Sudden Unexpected Death in Epilepsy (SUDEP) is the leading cause of epilepsy related mortality, yet remains poorly understood and hidden in the shadows. Despite its significance, health care providers are reluctant to discuss SUDEP and offer strategies that could mitigate this worst outcome of epilepsy. A new article in the American Academy of Pediatrics Journal, Pediatrics, describes elements of a BAND-funded effort to increase understanding and awareness of SUDEP among health care providers and patients at Children’s National Medical Center and the University of Virginia Health System. It underscores the importance of families and providers working in partnership to promote education and SUDEP prevention strategies.

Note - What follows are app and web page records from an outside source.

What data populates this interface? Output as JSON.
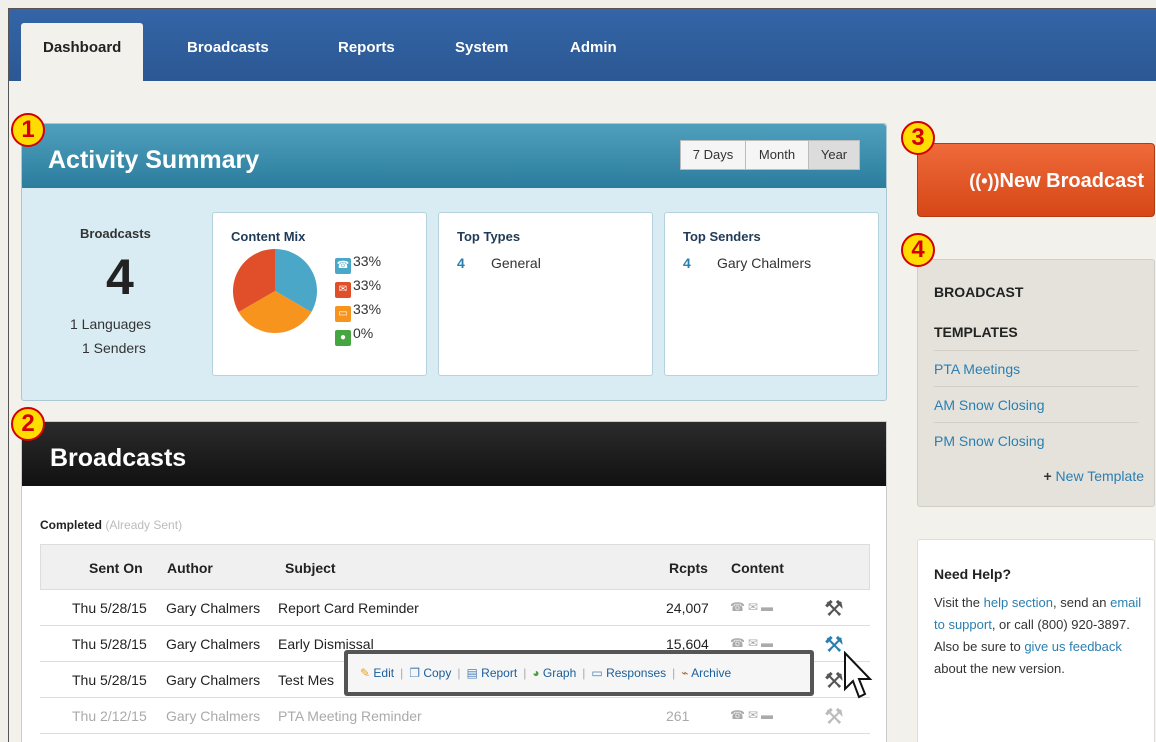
{
  "nav": {
    "tabs": [
      "Dashboard",
      "Broadcasts",
      "Reports",
      "System",
      "Admin"
    ]
  },
  "markers": [
    "1",
    "2",
    "3",
    "4"
  ],
  "activity": {
    "title": "Activity Summary",
    "periods": [
      "7 Days",
      "Month",
      "Year"
    ],
    "selected_period": "Year",
    "broadcasts_label": "Broadcasts",
    "broadcasts_count": "4",
    "languages": "1 Languages",
    "senders": "1 Senders",
    "content_mix": {
      "title": "Content Mix",
      "items": [
        {
          "icon": "phone-icon",
          "value": "33%",
          "color": "#4aa7c8"
        },
        {
          "icon": "email-icon",
          "value": "33%",
          "color": "#e04f2a"
        },
        {
          "icon": "sms-icon",
          "value": "33%",
          "color": "#f7941d"
        },
        {
          "icon": "user-icon",
          "value": "0%",
          "color": "#45a540"
        }
      ]
    },
    "top_types": {
      "title": "Top Types",
      "count": "4",
      "name": "General"
    },
    "top_senders": {
      "title": "Top Senders",
      "count": "4",
      "name": "Gary Chalmers"
    }
  },
  "broadcasts": {
    "title": "Broadcasts",
    "completed": "Completed",
    "completed_note": "(Already Sent)",
    "columns": [
      "Sent On",
      "Author",
      "Subject",
      "Rcpts",
      "Content"
    ],
    "rows": [
      {
        "sent": "Thu 5/28/15",
        "author": "Gary Chalmers",
        "subject": "Report Card Reminder",
        "rcpts": "24,007"
      },
      {
        "sent": "Thu 5/28/15",
        "author": "Gary Chalmers",
        "subject": "Early Dismissal",
        "rcpts": "15,604"
      },
      {
        "sent": "Thu 5/28/15",
        "author": "Gary Chalmers",
        "subject": "Test Mes",
        "rcpts": ""
      },
      {
        "sent": "Thu 2/12/15",
        "author": "Gary Chalmers",
        "subject": "PTA Meeting Reminder",
        "rcpts": "261"
      }
    ],
    "actions": [
      "Edit",
      "Copy",
      "Report",
      "Graph",
      "Responses",
      "Archive"
    ]
  },
  "sidebar": {
    "new_broadcast": "New Broadcast",
    "templates_heading_1": "BROADCAST",
    "templates_heading_2": "TEMPLATES",
    "templates": [
      "PTA Meetings",
      "AM Snow Closing",
      "PM Snow Closing"
    ],
    "new_template": "New Template",
    "help": {
      "title": "Need Help?",
      "t1": "Visit the ",
      "l1": "help section",
      "t2": ", send an ",
      "l2": "email to support",
      "t3": ", or call (800) 920-3897. Also be sure to ",
      "l3": "give us feedback",
      "t4": " about the new version."
    }
  }
}
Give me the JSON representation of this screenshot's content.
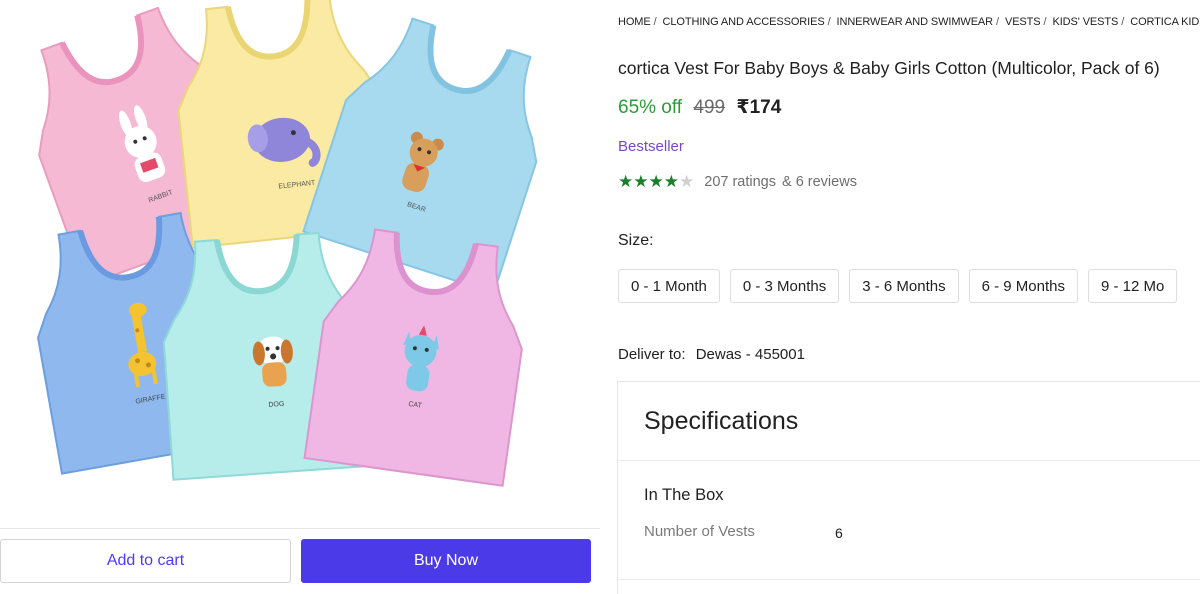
{
  "breadcrumb": [
    "HOME",
    "CLOTHING AND ACCESSORIES",
    "INNERWEAR AND SWIMWEAR",
    "VESTS",
    "KIDS' VESTS",
    "CORTICA KIDS' VE"
  ],
  "product": {
    "title": "cortica Vest For Baby Boys & Baby Girls Cotton (Multicolor, Pack of 6)",
    "discount": "65% off",
    "mrp": "499",
    "price": "₹174",
    "badge": "Bestseller",
    "rating_value": 4,
    "rating_max": 5,
    "ratings_text": "207 ratings",
    "reviews_text": "& 6 reviews",
    "image_labels": [
      "RABBIT",
      "ELEPHANT",
      "BEAR",
      "GIRAFFE",
      "DOG",
      "CAT"
    ]
  },
  "size": {
    "label": "Size:",
    "options": [
      "0 - 1 Month",
      "0 - 3 Months",
      "3 - 6 Months",
      "6 - 9 Months",
      "9 - 12 Mo"
    ]
  },
  "delivery": {
    "label": "Deliver to:",
    "location": "Dewas - 455001"
  },
  "specifications": {
    "title": "Specifications",
    "group": "In The Box",
    "key": "Number of Vests",
    "value": "6"
  },
  "actions": {
    "add_to_cart": "Add to cart",
    "buy_now": "Buy Now"
  },
  "colors": {
    "accent": "#4b3ae8",
    "discount": "#2d9b3a",
    "badge": "#7b47c7",
    "star": "#1a7f2b"
  }
}
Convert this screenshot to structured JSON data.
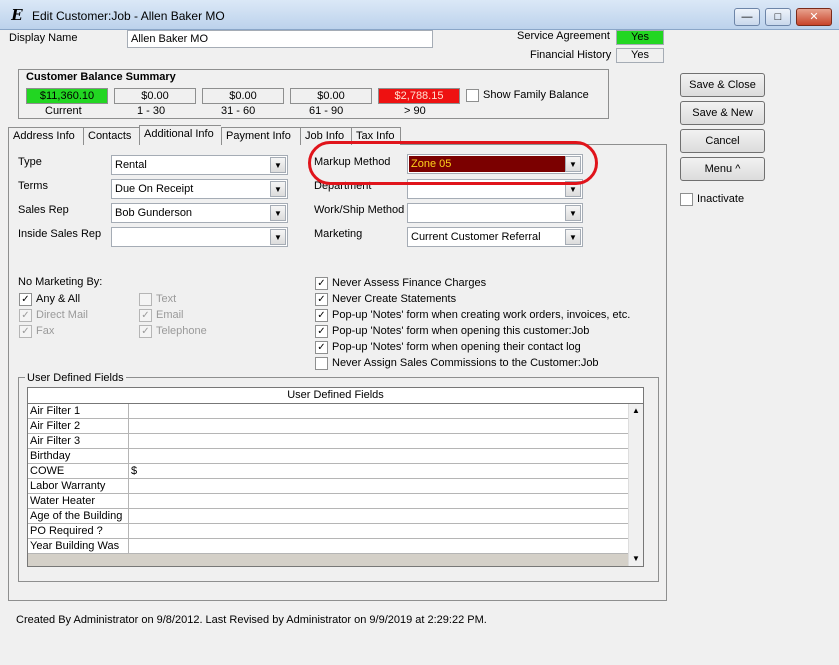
{
  "window": {
    "icon": "E",
    "title": "Edit Customer:Job - Allen Baker MO",
    "minimize_icon": "minimize-icon",
    "maximize_icon": "maximize-icon",
    "close_icon": "close-icon"
  },
  "header": {
    "display_name_label": "Display Name",
    "display_name_value": "Allen Baker MO",
    "service_agreement_label": "Service Agreement",
    "service_agreement_value": "Yes",
    "financial_history_label": "Financial History",
    "financial_history_value": "Yes",
    "colors": {
      "service_agreement_bg": "#22d622"
    }
  },
  "balance": {
    "title": "Customer Balance Summary",
    "buckets": [
      {
        "amount": "$11,360.10",
        "label": "Current",
        "bg": "#22d622"
      },
      {
        "amount": "$0.00",
        "label": "1 - 30",
        "bg": "#f0f0f0"
      },
      {
        "amount": "$0.00",
        "label": "31 - 60",
        "bg": "#f0f0f0"
      },
      {
        "amount": "$0.00",
        "label": "61 - 90",
        "bg": "#f0f0f0"
      },
      {
        "amount": "$2,788.15",
        "label": "> 90",
        "bg": "#ee1111"
      }
    ],
    "show_family_balance": "Show Family Balance"
  },
  "tabs": [
    "Address Info",
    "Contacts",
    "Additional Info",
    "Payment Info",
    "Job Info",
    "Tax Info"
  ],
  "fields": {
    "type_label": "Type",
    "type_value": "Rental",
    "terms_label": "Terms",
    "terms_value": "Due On Receipt",
    "sales_rep_label": "Sales Rep",
    "sales_rep_value": "Bob Gunderson",
    "inside_sales_rep_label": "Inside Sales Rep",
    "inside_sales_rep_value": "",
    "markup_method_label": "Markup Method",
    "markup_method_value": "Zone 05",
    "department_label": "Department",
    "department_value": "",
    "job_ship_method_label": "Work/Ship Method",
    "job_ship_method_value": "",
    "marketing_label": "Marketing",
    "marketing_value": "Current Customer Referral"
  },
  "no_marketing": {
    "label": "No Marketing By:",
    "options": [
      {
        "label": "Any & All",
        "checked": true,
        "enabled": true
      },
      {
        "label": "Direct Mail",
        "checked": true,
        "enabled": false
      },
      {
        "label": "Fax",
        "checked": true,
        "enabled": false
      },
      {
        "label": "Text",
        "checked": false,
        "enabled": false
      },
      {
        "label": "Email",
        "checked": true,
        "enabled": false
      },
      {
        "label": "Telephone",
        "checked": true,
        "enabled": false
      }
    ]
  },
  "options": [
    {
      "label": "Never Assess Finance Charges",
      "checked": true
    },
    {
      "label": "Never Create Statements",
      "checked": true
    },
    {
      "label": "Pop-up 'Notes' form when creating work orders, invoices, etc.",
      "checked": true
    },
    {
      "label": "Pop-up 'Notes' form when opening this customer:Job",
      "checked": true
    },
    {
      "label": "Pop-up 'Notes' form when opening their contact log",
      "checked": true
    },
    {
      "label": "Never Assign Sales Commissions to the Customer:Job",
      "checked": false
    }
  ],
  "udf": {
    "group_label": "User Defined Fields",
    "header": "User Defined Fields",
    "rows": [
      {
        "k": "Air Filter 1",
        "v": ""
      },
      {
        "k": "Air Filter 2",
        "v": ""
      },
      {
        "k": "Air Filter 3",
        "v": ""
      },
      {
        "k": "Birthday",
        "v": ""
      },
      {
        "k": "COWE",
        "v": "$"
      },
      {
        "k": "Labor Warranty",
        "v": ""
      },
      {
        "k": "Water Heater",
        "v": ""
      },
      {
        "k": "Age of the Building",
        "v": ""
      },
      {
        "k": "PO Required ?",
        "v": ""
      },
      {
        "k": "Year Building Was",
        "v": ""
      }
    ]
  },
  "buttons": {
    "save_close": "Save & Close",
    "save_new": "Save & New",
    "cancel": "Cancel",
    "menu": "Menu ^",
    "inactivate": "Inactivate"
  },
  "footer": "Created By Administrator on 9/8/2012.  Last Revised by Administrator on 9/9/2019 at 2:29:22 PM."
}
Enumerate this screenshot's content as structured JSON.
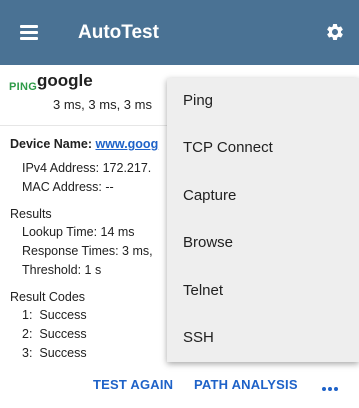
{
  "appbar": {
    "title": "AutoTest",
    "menu_icon": "hamburger-menu-icon",
    "settings_icon": "gear-icon",
    "background": "#4a7294"
  },
  "test": {
    "type_tag": "PING",
    "target": "google",
    "times": "3 ms, 3 ms, 3 ms",
    "device_label": "Device Name:",
    "device_value": "www.goog",
    "ipv4": "IPv4 Address: 172.217.",
    "mac": "MAC Address: --",
    "results_heading": "Results",
    "lookup_time": "Lookup Time: 14 ms",
    "response_times": "Response Times: 3 ms,",
    "threshold": "Threshold: 1 s",
    "result_codes_heading": "Result Codes",
    "codes": [
      "1:  Success",
      "2:  Success",
      "3:  Success"
    ]
  },
  "actions": {
    "test_again": "TEST AGAIN",
    "path_analysis": "PATH ANALYSIS",
    "more_icon": "more-horizontal-icon"
  },
  "overflow_menu": {
    "items": [
      "Ping",
      "TCP Connect",
      "Capture",
      "Browse",
      "Telnet",
      "SSH"
    ]
  },
  "colors": {
    "accent": "#1e62c8",
    "ping_green": "#2e9b48",
    "menu_bg": "#eeeeee"
  }
}
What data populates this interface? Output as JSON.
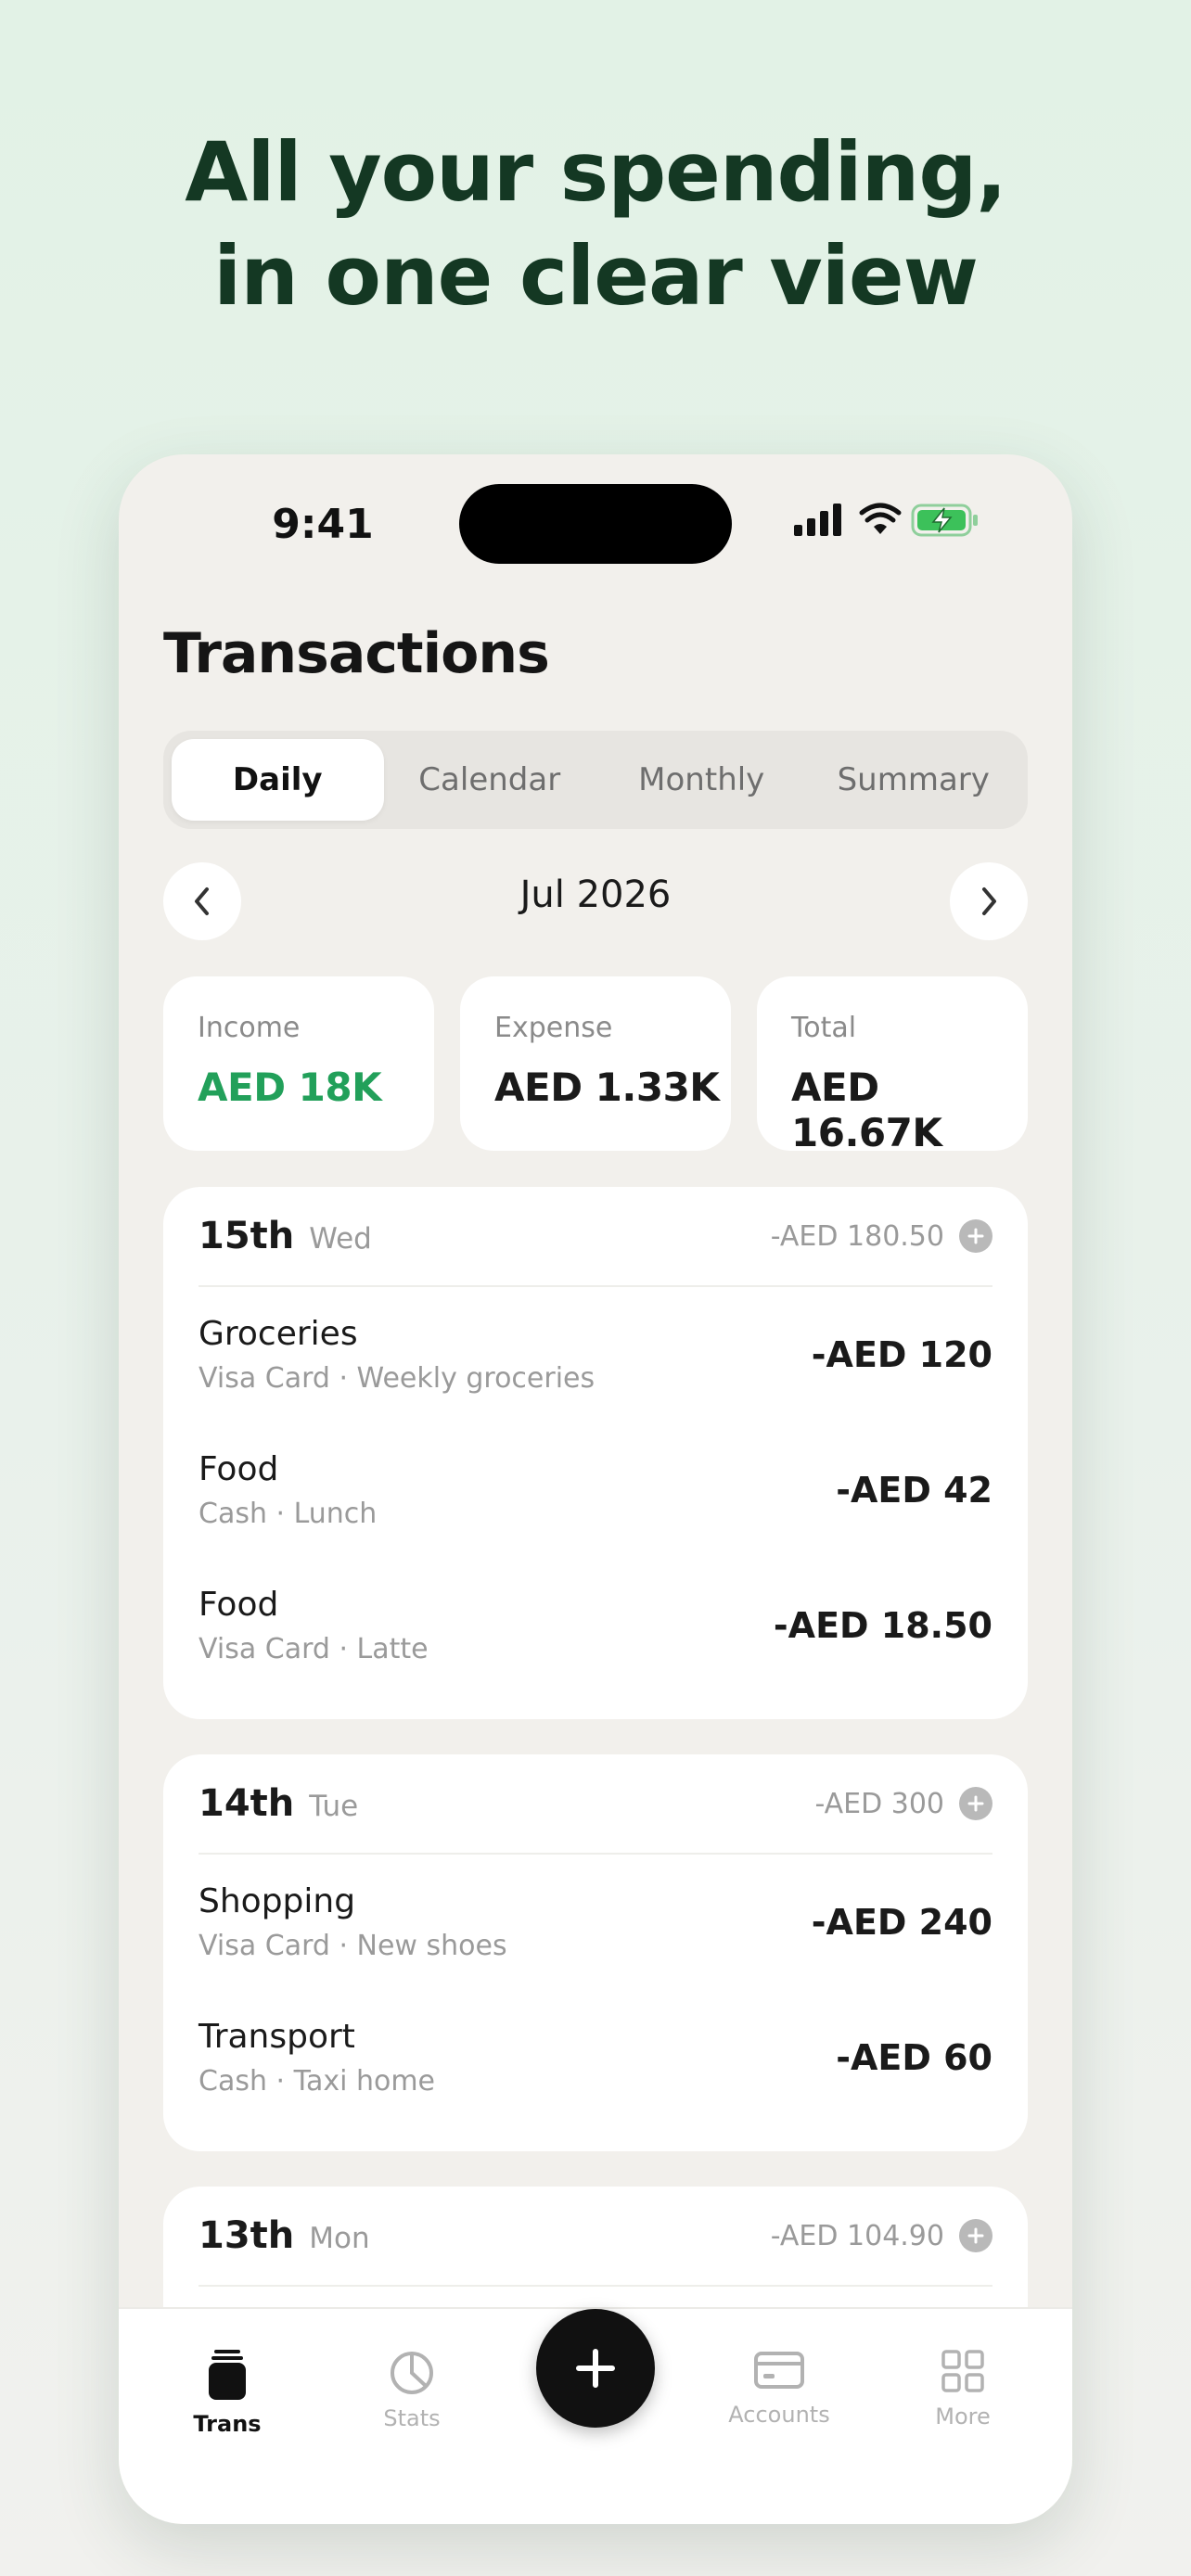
{
  "headline": {
    "line1": "All your spending,",
    "line2": "in one clear view"
  },
  "status_bar": {
    "time": "9:41",
    "icons": [
      "cellular-signal-icon",
      "wifi-icon",
      "battery-charging-icon"
    ]
  },
  "screen": {
    "title": "Transactions",
    "tabs": [
      {
        "label": "Daily",
        "active": true
      },
      {
        "label": "Calendar",
        "active": false
      },
      {
        "label": "Monthly",
        "active": false
      },
      {
        "label": "Summary",
        "active": false
      }
    ],
    "month": "Jul 2026",
    "summary": {
      "income": {
        "label": "Income",
        "value": "AED 18K"
      },
      "expense": {
        "label": "Expense",
        "value": "AED 1.33K"
      },
      "total": {
        "label": "Total",
        "value": "AED 16.67K"
      }
    },
    "days": [
      {
        "day": "15th",
        "weekday": "Wed",
        "total": "-AED 180.50",
        "transactions": [
          {
            "category": "Groceries",
            "detail": "Visa Card · Weekly groceries",
            "amount": "-AED 120"
          },
          {
            "category": "Food",
            "detail": "Cash · Lunch",
            "amount": "-AED 42"
          },
          {
            "category": "Food",
            "detail": "Visa Card · Latte",
            "amount": "-AED 18.50"
          }
        ]
      },
      {
        "day": "14th",
        "weekday": "Tue",
        "total": "-AED 300",
        "transactions": [
          {
            "category": "Shopping",
            "detail": "Visa Card · New shoes",
            "amount": "-AED 240"
          },
          {
            "category": "Transport",
            "detail": "Cash · Taxi home",
            "amount": "-AED 60"
          }
        ]
      },
      {
        "day": "13th",
        "weekday": "Mon",
        "total": "-AED 104.90",
        "transactions": []
      }
    ]
  },
  "bottom_nav": {
    "items": [
      {
        "label": "Trans",
        "icon": "wallet-icon",
        "active": true
      },
      {
        "label": "Stats",
        "icon": "pie-chart-icon",
        "active": false
      },
      {
        "label": "Accounts",
        "icon": "card-icon",
        "active": false
      },
      {
        "label": "More",
        "icon": "grid-icon",
        "active": false
      }
    ],
    "fab_icon": "plus-icon"
  },
  "colors": {
    "income": "#22a05a",
    "headline": "#143823",
    "fab": "#111111"
  }
}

The BAND Foundation supports the Mara Lion Project (MLP), which seeks to answer scientific questions essential to the conservation of lions in Kenya’s Maasai Mara ecosystem and to inform lion conservation more broadly. A fundamental challenge has been to develop an accurate way of measuring the density of lions across the landscape. This information is essential to tracking conservation success, guiding conservation investments and targeting efforts aimed at mitigating human/lion conflict — the latter being a major source of lion decline across the continent. MLP’s project director Nic Elliott has authored a new paper, just accepted for publication in the journal Conservation Biology, that reports on a new methodology for providing accurate assessments of lion numbers. This method, which estimates a total Mara population of 420 lions at a density of 16.85 animals per 100km2, will provide vital information on lion population trends in the years to come.